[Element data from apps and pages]
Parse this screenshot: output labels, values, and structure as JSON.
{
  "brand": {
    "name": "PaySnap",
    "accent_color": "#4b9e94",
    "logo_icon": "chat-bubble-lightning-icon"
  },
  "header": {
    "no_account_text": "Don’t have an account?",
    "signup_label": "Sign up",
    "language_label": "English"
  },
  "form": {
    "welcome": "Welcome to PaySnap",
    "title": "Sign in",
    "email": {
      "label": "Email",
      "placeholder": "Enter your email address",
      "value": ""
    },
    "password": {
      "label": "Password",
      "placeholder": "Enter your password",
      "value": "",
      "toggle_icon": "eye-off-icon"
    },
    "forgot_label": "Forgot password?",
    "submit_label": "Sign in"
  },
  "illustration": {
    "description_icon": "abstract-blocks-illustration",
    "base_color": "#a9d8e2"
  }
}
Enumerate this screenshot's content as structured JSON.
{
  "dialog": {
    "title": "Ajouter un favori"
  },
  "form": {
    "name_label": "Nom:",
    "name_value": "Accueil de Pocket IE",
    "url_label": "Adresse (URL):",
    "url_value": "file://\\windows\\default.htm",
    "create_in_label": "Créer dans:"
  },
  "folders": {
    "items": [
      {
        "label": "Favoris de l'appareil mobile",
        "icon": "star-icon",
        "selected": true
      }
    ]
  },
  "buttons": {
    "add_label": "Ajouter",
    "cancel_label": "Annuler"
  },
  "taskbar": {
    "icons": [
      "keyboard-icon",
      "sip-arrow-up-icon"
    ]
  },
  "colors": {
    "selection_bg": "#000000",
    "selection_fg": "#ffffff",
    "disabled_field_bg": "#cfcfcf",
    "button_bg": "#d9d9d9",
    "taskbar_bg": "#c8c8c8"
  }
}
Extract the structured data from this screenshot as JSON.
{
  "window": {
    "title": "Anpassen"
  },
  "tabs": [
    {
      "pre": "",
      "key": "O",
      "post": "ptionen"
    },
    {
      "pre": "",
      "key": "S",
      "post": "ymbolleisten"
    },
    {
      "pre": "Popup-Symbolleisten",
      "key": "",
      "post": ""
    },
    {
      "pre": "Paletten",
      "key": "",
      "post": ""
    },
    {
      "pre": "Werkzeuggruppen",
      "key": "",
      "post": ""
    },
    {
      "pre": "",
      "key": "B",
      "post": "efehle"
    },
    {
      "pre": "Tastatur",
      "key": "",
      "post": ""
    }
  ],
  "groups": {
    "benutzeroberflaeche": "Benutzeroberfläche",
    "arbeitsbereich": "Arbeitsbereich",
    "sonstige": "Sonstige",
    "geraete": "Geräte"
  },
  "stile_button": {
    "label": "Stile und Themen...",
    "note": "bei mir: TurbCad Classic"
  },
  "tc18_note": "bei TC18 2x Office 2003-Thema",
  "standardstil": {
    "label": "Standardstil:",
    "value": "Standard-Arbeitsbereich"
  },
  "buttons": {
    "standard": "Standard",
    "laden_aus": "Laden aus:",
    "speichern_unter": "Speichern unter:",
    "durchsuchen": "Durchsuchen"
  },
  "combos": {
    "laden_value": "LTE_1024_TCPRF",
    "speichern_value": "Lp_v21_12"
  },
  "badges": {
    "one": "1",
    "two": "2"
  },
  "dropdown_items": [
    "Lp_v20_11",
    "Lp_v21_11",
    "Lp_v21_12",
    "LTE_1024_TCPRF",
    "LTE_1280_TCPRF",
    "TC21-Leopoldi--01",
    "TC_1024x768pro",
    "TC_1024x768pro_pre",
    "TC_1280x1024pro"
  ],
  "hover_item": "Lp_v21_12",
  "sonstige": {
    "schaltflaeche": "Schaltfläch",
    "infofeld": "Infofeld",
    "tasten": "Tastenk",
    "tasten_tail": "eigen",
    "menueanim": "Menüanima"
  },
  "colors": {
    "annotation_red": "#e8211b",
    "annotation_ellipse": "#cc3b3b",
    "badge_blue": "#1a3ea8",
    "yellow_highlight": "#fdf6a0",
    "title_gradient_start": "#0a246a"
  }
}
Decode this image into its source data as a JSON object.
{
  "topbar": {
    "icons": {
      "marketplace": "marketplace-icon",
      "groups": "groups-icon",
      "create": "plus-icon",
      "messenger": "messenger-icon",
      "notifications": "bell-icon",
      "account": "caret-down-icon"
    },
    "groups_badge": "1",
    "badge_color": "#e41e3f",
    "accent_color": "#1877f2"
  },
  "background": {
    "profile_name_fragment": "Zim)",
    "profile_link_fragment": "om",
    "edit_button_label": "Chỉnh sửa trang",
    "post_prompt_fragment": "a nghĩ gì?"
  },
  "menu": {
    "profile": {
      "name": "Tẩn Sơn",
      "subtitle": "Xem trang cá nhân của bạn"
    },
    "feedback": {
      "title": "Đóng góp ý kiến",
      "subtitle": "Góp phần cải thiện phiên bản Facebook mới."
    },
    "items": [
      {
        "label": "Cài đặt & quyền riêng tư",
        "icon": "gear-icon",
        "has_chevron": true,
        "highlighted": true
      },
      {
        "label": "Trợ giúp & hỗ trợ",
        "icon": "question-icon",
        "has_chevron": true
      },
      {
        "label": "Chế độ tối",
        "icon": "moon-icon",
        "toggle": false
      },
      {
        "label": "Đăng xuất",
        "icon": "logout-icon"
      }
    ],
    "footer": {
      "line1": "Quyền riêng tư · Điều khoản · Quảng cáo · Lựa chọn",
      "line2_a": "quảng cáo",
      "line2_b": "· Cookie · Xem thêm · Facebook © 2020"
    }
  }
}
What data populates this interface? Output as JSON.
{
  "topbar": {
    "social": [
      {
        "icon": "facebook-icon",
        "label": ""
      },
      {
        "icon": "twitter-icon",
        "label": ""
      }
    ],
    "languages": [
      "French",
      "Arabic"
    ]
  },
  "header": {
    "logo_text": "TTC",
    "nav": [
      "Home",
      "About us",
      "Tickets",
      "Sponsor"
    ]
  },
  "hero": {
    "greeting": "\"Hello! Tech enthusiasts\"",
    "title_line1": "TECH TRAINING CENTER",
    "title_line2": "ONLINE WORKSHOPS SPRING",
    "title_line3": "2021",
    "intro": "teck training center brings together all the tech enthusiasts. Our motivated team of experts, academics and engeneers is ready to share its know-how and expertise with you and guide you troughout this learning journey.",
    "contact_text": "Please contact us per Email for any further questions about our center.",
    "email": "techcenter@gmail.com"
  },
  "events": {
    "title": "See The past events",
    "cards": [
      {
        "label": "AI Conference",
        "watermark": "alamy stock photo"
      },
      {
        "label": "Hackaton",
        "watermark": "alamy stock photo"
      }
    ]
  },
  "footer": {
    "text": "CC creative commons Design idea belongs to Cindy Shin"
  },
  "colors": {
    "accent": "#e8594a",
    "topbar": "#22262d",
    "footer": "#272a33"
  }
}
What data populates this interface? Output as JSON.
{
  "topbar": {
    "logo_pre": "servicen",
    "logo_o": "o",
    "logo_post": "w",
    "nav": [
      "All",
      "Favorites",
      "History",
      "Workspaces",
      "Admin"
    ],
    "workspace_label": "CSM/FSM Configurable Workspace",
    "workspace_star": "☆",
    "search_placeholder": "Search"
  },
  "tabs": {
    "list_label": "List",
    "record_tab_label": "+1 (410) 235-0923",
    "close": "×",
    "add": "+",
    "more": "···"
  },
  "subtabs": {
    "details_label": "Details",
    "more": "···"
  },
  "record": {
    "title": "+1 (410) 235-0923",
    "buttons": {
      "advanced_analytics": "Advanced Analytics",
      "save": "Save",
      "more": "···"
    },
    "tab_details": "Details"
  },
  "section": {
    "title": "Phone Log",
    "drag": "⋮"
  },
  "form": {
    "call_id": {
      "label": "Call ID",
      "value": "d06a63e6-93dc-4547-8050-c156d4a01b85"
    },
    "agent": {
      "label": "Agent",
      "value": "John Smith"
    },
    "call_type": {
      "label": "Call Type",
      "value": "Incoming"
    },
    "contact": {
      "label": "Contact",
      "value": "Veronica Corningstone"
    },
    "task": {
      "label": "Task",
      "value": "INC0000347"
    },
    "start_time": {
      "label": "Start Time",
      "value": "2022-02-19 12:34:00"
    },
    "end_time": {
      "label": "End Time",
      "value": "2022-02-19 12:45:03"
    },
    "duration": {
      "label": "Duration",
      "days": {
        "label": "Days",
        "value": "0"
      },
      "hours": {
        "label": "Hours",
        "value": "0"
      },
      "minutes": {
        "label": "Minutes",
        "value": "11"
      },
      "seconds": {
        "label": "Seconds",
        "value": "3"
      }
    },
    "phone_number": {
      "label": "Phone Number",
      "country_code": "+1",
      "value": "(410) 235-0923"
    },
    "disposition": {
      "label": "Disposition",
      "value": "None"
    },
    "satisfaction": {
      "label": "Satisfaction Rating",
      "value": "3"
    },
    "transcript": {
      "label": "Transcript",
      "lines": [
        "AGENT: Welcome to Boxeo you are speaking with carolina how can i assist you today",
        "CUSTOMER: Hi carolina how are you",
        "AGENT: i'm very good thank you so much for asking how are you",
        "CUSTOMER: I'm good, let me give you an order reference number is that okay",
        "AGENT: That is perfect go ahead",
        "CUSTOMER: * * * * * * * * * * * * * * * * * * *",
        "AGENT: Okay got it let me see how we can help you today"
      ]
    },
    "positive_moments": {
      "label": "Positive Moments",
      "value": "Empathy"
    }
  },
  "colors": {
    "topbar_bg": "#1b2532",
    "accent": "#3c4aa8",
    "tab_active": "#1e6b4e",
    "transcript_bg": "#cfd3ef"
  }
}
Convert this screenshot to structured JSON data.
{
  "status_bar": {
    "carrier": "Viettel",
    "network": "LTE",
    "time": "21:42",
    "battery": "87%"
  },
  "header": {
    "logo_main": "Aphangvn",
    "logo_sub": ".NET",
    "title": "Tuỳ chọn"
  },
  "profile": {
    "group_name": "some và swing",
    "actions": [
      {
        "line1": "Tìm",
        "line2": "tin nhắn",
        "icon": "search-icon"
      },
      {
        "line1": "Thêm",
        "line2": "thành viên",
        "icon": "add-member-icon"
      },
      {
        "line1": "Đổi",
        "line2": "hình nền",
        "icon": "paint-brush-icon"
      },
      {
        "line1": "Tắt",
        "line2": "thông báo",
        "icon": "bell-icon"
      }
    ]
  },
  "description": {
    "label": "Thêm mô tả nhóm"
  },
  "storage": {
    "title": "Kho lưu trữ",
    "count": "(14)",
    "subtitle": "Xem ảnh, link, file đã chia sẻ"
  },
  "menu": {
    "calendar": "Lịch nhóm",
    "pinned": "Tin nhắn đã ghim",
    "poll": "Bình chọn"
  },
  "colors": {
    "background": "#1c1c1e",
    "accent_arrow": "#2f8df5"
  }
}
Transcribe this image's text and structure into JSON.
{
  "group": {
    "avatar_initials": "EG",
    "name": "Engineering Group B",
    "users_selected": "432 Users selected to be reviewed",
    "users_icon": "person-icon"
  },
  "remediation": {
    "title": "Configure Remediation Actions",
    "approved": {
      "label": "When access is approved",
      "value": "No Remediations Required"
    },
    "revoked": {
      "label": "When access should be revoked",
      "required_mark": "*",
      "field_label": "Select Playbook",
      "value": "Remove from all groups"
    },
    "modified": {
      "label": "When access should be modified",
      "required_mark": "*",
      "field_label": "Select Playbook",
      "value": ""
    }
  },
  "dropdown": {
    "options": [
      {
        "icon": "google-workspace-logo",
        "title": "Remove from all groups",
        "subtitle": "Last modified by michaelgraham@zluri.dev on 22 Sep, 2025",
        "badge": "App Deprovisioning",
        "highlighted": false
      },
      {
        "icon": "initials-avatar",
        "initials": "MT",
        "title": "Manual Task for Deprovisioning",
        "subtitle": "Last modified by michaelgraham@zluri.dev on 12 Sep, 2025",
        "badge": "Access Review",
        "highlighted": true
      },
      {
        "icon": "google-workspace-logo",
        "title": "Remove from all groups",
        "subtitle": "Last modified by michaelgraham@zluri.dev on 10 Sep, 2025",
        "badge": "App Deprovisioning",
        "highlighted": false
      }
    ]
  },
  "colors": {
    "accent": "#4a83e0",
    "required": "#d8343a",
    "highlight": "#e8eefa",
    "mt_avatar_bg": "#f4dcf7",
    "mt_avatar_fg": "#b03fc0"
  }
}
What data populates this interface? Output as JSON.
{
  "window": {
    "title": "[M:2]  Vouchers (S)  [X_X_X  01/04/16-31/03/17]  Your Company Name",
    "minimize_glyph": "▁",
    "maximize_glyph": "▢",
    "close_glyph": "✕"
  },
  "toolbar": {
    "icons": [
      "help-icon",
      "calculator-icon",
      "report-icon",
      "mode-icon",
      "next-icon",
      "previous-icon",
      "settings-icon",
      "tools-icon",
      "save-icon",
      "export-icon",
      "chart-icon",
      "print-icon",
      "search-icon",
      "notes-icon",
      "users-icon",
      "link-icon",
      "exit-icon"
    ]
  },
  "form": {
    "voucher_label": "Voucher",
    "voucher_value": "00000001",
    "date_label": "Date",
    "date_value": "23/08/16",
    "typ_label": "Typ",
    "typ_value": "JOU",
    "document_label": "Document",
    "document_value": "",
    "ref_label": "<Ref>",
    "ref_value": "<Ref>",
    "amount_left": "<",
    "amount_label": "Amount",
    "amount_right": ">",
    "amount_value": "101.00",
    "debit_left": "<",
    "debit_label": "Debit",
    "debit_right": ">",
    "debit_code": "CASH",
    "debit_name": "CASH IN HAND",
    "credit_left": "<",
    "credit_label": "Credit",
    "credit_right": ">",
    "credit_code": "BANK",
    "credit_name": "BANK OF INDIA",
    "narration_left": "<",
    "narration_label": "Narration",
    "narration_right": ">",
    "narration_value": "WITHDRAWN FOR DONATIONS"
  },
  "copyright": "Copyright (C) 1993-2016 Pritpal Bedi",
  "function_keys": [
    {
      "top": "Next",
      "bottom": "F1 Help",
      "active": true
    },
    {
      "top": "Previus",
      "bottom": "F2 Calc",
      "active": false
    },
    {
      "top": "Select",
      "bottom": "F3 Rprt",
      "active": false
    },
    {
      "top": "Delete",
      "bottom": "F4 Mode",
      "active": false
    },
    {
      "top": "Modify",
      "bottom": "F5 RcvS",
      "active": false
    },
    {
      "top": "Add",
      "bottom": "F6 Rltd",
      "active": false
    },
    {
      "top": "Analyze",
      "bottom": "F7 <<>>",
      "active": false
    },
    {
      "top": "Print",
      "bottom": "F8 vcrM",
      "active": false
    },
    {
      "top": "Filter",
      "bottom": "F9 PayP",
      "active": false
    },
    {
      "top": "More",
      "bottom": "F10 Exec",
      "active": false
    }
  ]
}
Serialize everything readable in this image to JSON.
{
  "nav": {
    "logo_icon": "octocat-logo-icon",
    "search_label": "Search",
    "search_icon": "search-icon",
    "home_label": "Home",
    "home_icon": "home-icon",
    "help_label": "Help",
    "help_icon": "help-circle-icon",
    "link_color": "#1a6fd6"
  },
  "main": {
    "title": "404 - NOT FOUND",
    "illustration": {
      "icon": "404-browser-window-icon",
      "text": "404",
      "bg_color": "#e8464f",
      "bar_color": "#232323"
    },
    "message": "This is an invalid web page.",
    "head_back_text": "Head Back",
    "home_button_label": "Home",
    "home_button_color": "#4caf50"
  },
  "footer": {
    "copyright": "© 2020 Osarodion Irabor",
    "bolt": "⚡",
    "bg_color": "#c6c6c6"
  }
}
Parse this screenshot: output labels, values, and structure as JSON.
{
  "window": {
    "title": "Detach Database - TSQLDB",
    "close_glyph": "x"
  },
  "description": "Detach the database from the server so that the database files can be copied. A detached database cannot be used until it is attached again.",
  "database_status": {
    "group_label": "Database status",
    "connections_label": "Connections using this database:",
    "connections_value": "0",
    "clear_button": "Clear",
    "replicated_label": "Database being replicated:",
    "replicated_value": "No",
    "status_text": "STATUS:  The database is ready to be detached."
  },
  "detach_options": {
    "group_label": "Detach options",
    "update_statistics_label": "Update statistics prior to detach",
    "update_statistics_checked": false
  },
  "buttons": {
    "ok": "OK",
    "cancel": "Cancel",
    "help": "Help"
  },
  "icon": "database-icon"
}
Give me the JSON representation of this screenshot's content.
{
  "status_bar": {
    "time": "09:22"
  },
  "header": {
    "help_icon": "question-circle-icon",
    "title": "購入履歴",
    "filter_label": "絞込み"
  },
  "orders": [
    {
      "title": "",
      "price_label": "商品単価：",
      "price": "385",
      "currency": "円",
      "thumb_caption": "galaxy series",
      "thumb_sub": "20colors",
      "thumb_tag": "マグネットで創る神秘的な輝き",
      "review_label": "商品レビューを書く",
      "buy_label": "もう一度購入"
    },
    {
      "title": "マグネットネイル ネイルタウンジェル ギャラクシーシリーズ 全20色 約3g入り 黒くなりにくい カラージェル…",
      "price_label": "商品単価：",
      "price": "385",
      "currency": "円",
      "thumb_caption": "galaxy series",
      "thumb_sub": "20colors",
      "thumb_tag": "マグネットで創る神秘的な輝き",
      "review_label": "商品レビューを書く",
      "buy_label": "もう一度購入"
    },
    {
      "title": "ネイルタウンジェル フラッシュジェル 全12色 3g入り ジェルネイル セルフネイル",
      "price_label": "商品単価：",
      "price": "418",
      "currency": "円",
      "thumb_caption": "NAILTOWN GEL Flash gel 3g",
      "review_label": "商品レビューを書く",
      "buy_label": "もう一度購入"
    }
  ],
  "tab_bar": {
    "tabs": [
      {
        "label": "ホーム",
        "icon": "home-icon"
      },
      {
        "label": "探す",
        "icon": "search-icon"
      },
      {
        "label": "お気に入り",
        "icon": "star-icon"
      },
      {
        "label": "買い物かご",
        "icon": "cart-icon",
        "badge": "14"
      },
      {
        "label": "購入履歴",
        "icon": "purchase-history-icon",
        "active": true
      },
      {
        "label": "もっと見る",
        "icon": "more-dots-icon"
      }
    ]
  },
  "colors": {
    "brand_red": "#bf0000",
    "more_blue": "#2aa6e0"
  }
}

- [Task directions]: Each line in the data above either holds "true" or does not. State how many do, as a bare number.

- [Answer to this exercise]: 7